- EXERCISE DESCRIPTION -
Show every line of the data where the word "lockdown" can be found.

- THE DATA -
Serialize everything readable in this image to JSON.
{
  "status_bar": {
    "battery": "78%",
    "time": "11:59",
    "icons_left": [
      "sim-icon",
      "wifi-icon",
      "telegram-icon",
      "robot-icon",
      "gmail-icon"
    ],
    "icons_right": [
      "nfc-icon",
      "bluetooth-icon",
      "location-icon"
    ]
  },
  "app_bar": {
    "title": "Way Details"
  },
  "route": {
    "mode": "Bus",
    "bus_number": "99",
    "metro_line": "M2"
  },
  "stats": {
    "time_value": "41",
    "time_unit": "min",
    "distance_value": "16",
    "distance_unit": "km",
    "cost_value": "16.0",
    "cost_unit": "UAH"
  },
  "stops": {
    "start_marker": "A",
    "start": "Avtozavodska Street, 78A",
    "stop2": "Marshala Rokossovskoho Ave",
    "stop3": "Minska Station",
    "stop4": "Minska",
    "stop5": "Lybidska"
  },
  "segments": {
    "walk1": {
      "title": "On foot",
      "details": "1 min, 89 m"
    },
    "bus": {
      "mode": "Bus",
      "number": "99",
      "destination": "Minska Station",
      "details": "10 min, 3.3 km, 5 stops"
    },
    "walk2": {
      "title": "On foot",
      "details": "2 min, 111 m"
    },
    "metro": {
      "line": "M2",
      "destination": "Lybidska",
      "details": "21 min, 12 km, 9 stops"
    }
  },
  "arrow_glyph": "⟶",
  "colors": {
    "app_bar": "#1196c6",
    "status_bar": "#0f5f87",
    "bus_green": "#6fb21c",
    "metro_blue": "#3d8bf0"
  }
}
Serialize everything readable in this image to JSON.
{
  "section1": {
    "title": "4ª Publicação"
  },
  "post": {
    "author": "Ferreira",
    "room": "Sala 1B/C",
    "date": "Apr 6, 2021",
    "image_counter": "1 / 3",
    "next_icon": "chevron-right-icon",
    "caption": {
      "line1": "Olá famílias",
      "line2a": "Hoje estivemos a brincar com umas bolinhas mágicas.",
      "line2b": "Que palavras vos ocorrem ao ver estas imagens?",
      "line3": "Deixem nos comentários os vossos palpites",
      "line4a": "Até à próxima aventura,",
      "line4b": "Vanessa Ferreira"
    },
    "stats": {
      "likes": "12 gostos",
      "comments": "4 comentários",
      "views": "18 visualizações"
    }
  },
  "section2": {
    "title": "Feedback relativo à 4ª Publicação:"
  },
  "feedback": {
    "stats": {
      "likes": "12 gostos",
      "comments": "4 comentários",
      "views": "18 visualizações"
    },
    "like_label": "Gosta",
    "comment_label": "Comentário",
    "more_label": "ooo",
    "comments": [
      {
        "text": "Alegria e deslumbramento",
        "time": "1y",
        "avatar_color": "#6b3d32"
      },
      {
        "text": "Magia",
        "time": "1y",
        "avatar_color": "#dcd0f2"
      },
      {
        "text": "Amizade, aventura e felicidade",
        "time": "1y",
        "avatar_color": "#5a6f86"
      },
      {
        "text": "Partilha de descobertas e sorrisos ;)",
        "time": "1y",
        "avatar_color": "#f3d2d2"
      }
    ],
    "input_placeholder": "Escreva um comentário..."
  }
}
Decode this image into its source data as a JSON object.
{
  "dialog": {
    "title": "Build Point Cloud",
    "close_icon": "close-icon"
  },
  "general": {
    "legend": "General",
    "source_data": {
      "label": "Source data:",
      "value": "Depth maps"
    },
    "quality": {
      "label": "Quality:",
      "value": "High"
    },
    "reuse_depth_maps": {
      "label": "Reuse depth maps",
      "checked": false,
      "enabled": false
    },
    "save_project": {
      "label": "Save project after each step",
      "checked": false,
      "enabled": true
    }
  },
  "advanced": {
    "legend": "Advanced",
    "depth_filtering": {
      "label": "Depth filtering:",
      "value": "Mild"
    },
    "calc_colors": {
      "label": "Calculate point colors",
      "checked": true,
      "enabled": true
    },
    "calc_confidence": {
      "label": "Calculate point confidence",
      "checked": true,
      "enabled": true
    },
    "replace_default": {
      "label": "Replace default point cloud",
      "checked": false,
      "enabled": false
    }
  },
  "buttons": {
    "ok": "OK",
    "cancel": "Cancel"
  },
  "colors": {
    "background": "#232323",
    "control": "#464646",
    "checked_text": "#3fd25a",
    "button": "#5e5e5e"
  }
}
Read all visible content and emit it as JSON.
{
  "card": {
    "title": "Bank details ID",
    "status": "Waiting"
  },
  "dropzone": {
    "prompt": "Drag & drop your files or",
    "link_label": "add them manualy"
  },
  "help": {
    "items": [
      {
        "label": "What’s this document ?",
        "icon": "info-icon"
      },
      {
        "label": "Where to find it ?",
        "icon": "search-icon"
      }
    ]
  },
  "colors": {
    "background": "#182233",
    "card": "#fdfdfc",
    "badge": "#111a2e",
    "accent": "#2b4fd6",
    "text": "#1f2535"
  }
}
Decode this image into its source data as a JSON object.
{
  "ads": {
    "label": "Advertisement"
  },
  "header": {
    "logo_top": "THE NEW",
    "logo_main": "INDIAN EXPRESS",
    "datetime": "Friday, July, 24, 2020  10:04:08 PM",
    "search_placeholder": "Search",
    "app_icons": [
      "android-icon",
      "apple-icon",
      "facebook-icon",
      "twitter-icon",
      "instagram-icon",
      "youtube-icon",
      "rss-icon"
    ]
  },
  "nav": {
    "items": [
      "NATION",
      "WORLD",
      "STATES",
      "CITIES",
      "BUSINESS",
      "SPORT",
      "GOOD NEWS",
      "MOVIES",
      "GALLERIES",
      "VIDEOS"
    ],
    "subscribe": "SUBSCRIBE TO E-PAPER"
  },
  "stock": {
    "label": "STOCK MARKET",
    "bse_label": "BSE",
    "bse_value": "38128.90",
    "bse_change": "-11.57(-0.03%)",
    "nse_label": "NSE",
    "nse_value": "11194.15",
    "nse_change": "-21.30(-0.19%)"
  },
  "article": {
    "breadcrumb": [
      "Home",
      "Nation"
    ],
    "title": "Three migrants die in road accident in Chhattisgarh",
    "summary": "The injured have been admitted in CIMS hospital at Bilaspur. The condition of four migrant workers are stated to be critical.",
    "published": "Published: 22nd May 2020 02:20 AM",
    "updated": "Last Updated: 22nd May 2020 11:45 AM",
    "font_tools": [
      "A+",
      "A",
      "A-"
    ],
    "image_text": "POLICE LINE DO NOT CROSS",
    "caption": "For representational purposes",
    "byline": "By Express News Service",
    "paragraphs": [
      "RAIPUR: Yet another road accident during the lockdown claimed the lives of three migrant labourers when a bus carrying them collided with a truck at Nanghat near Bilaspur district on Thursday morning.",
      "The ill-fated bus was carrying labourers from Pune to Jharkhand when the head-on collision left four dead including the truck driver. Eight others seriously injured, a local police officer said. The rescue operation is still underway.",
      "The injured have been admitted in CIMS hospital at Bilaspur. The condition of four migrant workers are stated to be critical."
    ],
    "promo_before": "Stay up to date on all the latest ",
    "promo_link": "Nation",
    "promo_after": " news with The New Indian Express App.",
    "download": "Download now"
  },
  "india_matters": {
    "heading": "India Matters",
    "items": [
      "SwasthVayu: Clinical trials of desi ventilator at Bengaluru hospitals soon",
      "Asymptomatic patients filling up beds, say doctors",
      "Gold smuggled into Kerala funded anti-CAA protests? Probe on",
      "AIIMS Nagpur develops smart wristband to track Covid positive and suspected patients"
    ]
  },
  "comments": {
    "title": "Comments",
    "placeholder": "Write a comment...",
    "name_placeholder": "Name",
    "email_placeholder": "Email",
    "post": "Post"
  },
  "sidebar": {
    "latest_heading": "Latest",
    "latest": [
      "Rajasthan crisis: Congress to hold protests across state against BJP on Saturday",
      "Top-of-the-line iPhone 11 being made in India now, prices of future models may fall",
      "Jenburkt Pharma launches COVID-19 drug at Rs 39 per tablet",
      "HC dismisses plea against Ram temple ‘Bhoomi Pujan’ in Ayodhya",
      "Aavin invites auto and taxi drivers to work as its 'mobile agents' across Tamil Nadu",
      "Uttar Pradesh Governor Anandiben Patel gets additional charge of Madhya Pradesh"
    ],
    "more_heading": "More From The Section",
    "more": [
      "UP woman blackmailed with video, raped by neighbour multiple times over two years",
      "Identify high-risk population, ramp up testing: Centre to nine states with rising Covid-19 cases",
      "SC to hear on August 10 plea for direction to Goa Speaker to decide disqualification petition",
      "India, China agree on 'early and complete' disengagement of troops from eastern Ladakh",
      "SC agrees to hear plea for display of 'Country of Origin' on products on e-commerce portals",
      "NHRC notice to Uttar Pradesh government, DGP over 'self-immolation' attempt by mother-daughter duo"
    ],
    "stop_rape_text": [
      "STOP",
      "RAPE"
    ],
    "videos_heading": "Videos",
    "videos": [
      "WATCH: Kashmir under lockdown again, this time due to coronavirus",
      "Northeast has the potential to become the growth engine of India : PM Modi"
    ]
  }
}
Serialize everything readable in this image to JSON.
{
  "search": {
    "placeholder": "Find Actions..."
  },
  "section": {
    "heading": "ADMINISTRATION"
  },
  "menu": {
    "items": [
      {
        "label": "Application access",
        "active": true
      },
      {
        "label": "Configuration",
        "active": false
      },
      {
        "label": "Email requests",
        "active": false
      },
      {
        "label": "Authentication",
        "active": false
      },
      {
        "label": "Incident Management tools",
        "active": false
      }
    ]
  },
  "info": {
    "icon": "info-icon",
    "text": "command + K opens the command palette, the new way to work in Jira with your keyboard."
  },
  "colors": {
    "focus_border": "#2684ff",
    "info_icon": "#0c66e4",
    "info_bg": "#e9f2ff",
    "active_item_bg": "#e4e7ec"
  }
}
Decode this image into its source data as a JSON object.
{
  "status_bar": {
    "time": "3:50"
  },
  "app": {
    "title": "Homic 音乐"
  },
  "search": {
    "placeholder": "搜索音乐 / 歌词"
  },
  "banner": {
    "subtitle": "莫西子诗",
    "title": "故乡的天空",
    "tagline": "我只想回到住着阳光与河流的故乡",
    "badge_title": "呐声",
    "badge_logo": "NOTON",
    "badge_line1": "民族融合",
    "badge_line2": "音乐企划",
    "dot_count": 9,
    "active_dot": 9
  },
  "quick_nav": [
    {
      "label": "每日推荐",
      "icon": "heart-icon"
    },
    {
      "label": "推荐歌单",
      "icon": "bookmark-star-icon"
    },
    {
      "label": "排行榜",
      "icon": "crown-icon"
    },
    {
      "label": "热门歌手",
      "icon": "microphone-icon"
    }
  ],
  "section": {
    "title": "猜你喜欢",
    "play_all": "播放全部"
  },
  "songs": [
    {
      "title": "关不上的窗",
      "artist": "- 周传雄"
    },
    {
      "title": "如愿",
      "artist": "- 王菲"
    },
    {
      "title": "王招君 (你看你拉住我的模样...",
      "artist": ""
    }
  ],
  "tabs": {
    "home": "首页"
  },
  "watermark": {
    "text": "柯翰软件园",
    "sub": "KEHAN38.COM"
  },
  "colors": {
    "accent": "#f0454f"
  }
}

- RESPONSE TO THE EXERCISE -
      "RAIPUR: Yet another road accident during the lockdown claimed the lives of three migrant labourers when a bus carrying them collided with a truck at Nanghat near Bilaspur district on Thursday morning.",
      "WATCH: Kashmir under lockdown again, this time due to coronavirus",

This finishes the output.